--- START ---

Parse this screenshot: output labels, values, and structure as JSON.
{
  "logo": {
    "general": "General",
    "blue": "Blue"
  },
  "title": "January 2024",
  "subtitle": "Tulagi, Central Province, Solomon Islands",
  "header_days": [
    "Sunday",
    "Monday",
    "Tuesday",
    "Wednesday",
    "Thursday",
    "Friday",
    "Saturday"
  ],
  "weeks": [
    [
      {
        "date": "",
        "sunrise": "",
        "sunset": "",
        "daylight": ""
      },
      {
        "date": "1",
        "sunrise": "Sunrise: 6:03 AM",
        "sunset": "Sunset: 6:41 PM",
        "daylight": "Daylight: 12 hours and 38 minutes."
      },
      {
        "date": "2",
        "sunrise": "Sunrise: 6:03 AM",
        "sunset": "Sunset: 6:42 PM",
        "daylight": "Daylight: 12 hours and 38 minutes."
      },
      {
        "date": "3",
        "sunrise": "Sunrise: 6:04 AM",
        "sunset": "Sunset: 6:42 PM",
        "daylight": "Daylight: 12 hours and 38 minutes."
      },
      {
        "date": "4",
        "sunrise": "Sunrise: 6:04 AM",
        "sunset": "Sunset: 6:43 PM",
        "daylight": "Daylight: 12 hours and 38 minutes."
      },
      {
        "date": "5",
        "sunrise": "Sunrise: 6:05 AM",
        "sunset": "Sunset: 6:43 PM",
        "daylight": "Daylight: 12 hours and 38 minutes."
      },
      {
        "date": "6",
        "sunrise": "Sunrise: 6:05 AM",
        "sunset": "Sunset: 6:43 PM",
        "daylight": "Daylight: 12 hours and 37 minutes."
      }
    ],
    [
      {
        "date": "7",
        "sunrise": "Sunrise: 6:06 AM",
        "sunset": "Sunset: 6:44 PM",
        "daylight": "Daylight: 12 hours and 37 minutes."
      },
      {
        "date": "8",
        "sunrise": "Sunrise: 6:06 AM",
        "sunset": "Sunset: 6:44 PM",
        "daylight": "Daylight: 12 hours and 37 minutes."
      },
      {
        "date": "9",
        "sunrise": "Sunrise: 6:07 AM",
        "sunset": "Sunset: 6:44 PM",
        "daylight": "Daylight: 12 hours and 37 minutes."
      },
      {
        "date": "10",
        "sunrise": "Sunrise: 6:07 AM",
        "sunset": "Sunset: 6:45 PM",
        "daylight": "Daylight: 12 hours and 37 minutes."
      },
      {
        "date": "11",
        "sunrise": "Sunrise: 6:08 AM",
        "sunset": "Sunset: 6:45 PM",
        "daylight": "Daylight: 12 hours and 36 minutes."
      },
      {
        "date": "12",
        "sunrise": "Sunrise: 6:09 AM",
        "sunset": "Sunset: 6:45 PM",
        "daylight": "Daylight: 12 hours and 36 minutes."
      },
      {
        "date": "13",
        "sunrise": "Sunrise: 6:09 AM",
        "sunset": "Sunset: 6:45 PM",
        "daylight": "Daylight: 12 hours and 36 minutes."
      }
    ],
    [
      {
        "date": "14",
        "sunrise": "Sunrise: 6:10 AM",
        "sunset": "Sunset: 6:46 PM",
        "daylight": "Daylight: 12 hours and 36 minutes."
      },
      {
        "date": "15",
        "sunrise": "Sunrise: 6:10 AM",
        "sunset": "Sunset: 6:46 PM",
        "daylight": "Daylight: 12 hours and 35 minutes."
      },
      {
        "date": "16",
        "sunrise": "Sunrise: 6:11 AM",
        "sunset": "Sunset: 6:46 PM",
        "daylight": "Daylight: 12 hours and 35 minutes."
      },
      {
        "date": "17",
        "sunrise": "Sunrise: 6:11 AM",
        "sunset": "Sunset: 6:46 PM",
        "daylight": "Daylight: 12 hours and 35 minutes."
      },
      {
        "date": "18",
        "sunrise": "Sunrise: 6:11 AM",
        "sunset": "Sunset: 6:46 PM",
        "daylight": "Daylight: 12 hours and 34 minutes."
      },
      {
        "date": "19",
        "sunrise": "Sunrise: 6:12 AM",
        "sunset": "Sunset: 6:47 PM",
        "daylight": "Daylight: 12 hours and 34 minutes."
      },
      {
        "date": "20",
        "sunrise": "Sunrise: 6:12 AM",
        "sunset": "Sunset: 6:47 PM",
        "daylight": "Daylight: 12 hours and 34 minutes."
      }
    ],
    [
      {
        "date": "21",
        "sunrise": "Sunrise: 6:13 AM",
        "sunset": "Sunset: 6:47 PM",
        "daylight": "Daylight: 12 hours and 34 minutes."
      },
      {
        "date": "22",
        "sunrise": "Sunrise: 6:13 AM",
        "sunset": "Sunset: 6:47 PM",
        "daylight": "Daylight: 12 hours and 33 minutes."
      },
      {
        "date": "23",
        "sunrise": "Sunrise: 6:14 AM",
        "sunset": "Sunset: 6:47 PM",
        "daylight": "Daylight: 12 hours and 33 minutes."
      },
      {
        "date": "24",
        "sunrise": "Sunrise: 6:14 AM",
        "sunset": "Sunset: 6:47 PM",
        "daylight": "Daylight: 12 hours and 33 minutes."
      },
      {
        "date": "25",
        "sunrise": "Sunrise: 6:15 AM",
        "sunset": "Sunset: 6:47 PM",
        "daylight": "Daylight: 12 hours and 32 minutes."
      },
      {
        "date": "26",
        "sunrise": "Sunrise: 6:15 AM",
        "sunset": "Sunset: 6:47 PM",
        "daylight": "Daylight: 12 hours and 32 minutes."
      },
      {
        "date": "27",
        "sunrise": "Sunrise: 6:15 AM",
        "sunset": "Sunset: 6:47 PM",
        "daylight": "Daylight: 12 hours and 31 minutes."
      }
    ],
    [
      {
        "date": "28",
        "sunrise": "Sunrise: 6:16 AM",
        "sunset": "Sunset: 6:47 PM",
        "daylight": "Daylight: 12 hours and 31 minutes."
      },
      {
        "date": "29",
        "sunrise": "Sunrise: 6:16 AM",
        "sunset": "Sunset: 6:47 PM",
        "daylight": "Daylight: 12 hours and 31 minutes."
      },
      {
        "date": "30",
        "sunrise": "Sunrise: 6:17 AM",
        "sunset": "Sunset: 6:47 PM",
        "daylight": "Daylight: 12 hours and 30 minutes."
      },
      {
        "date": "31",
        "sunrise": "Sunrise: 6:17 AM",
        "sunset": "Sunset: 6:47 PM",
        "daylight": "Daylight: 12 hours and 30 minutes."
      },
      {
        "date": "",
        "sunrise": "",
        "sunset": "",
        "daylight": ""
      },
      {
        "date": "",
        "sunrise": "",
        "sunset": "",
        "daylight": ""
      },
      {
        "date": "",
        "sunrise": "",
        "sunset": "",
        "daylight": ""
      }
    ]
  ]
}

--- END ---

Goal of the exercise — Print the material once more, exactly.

Response to this task —
Parse this screenshot: output labels, values, and structure as JSON.
{
  "logo": {
    "general": "General",
    "blue": "Blue"
  },
  "title": "January 2024",
  "subtitle": "Tulagi, Central Province, Solomon Islands",
  "header_days": [
    "Sunday",
    "Monday",
    "Tuesday",
    "Wednesday",
    "Thursday",
    "Friday",
    "Saturday"
  ],
  "weeks": [
    [
      {
        "date": "",
        "sunrise": "",
        "sunset": "",
        "daylight": ""
      },
      {
        "date": "1",
        "sunrise": "Sunrise: 6:03 AM",
        "sunset": "Sunset: 6:41 PM",
        "daylight": "Daylight: 12 hours and 38 minutes."
      },
      {
        "date": "2",
        "sunrise": "Sunrise: 6:03 AM",
        "sunset": "Sunset: 6:42 PM",
        "daylight": "Daylight: 12 hours and 38 minutes."
      },
      {
        "date": "3",
        "sunrise": "Sunrise: 6:04 AM",
        "sunset": "Sunset: 6:42 PM",
        "daylight": "Daylight: 12 hours and 38 minutes."
      },
      {
        "date": "4",
        "sunrise": "Sunrise: 6:04 AM",
        "sunset": "Sunset: 6:43 PM",
        "daylight": "Daylight: 12 hours and 38 minutes."
      },
      {
        "date": "5",
        "sunrise": "Sunrise: 6:05 AM",
        "sunset": "Sunset: 6:43 PM",
        "daylight": "Daylight: 12 hours and 38 minutes."
      },
      {
        "date": "6",
        "sunrise": "Sunrise: 6:05 AM",
        "sunset": "Sunset: 6:43 PM",
        "daylight": "Daylight: 12 hours and 37 minutes."
      }
    ],
    [
      {
        "date": "7",
        "sunrise": "Sunrise: 6:06 AM",
        "sunset": "Sunset: 6:44 PM",
        "daylight": "Daylight: 12 hours and 37 minutes."
      },
      {
        "date": "8",
        "sunrise": "Sunrise: 6:06 AM",
        "sunset": "Sunset: 6:44 PM",
        "daylight": "Daylight: 12 hours and 37 minutes."
      },
      {
        "date": "9",
        "sunrise": "Sunrise: 6:07 AM",
        "sunset": "Sunset: 6:44 PM",
        "daylight": "Daylight: 12 hours and 37 minutes."
      },
      {
        "date": "10",
        "sunrise": "Sunrise: 6:07 AM",
        "sunset": "Sunset: 6:45 PM",
        "daylight": "Daylight: 12 hours and 37 minutes."
      },
      {
        "date": "11",
        "sunrise": "Sunrise: 6:08 AM",
        "sunset": "Sunset: 6:45 PM",
        "daylight": "Daylight: 12 hours and 36 minutes."
      },
      {
        "date": "12",
        "sunrise": "Sunrise: 6:09 AM",
        "sunset": "Sunset: 6:45 PM",
        "daylight": "Daylight: 12 hours and 36 minutes."
      },
      {
        "date": "13",
        "sunrise": "Sunrise: 6:09 AM",
        "sunset": "Sunset: 6:45 PM",
        "daylight": "Daylight: 12 hours and 36 minutes."
      }
    ],
    [
      {
        "date": "14",
        "sunrise": "Sunrise: 6:10 AM",
        "sunset": "Sunset: 6:46 PM",
        "daylight": "Daylight: 12 hours and 36 minutes."
      },
      {
        "date": "15",
        "sunrise": "Sunrise: 6:10 AM",
        "sunset": "Sunset: 6:46 PM",
        "daylight": "Daylight: 12 hours and 35 minutes."
      },
      {
        "date": "16",
        "sunrise": "Sunrise: 6:11 AM",
        "sunset": "Sunset: 6:46 PM",
        "daylight": "Daylight: 12 hours and 35 minutes."
      },
      {
        "date": "17",
        "sunrise": "Sunrise: 6:11 AM",
        "sunset": "Sunset: 6:46 PM",
        "daylight": "Daylight: 12 hours and 35 minutes."
      },
      {
        "date": "18",
        "sunrise": "Sunrise: 6:11 AM",
        "sunset": "Sunset: 6:46 PM",
        "daylight": "Daylight: 12 hours and 34 minutes."
      },
      {
        "date": "19",
        "sunrise": "Sunrise: 6:12 AM",
        "sunset": "Sunset: 6:47 PM",
        "daylight": "Daylight: 12 hours and 34 minutes."
      },
      {
        "date": "20",
        "sunrise": "Sunrise: 6:12 AM",
        "sunset": "Sunset: 6:47 PM",
        "daylight": "Daylight: 12 hours and 34 minutes."
      }
    ],
    [
      {
        "date": "21",
        "sunrise": "Sunrise: 6:13 AM",
        "sunset": "Sunset: 6:47 PM",
        "daylight": "Daylight: 12 hours and 34 minutes."
      },
      {
        "date": "22",
        "sunrise": "Sunrise: 6:13 AM",
        "sunset": "Sunset: 6:47 PM",
        "daylight": "Daylight: 12 hours and 33 minutes."
      },
      {
        "date": "23",
        "sunrise": "Sunrise: 6:14 AM",
        "sunset": "Sunset: 6:47 PM",
        "daylight": "Daylight: 12 hours and 33 minutes."
      },
      {
        "date": "24",
        "sunrise": "Sunrise: 6:14 AM",
        "sunset": "Sunset: 6:47 PM",
        "daylight": "Daylight: 12 hours and 33 minutes."
      },
      {
        "date": "25",
        "sunrise": "Sunrise: 6:15 AM",
        "sunset": "Sunset: 6:47 PM",
        "daylight": "Daylight: 12 hours and 32 minutes."
      },
      {
        "date": "26",
        "sunrise": "Sunrise: 6:15 AM",
        "sunset": "Sunset: 6:47 PM",
        "daylight": "Daylight: 12 hours and 32 minutes."
      },
      {
        "date": "27",
        "sunrise": "Sunrise: 6:15 AM",
        "sunset": "Sunset: 6:47 PM",
        "daylight": "Daylight: 12 hours and 31 minutes."
      }
    ],
    [
      {
        "date": "28",
        "sunrise": "Sunrise: 6:16 AM",
        "sunset": "Sunset: 6:47 PM",
        "daylight": "Daylight: 12 hours and 31 minutes."
      },
      {
        "date": "29",
        "sunrise": "Sunrise: 6:16 AM",
        "sunset": "Sunset: 6:47 PM",
        "daylight": "Daylight: 12 hours and 31 minutes."
      },
      {
        "date": "30",
        "sunrise": "Sunrise: 6:17 AM",
        "sunset": "Sunset: 6:47 PM",
        "daylight": "Daylight: 12 hours and 30 minutes."
      },
      {
        "date": "31",
        "sunrise": "Sunrise: 6:17 AM",
        "sunset": "Sunset: 6:47 PM",
        "daylight": "Daylight: 12 hours and 30 minutes."
      },
      {
        "date": "",
        "sunrise": "",
        "sunset": "",
        "daylight": ""
      },
      {
        "date": "",
        "sunrise": "",
        "sunset": "",
        "daylight": ""
      },
      {
        "date": "",
        "sunrise": "",
        "sunset": "",
        "daylight": ""
      }
    ]
  ]
}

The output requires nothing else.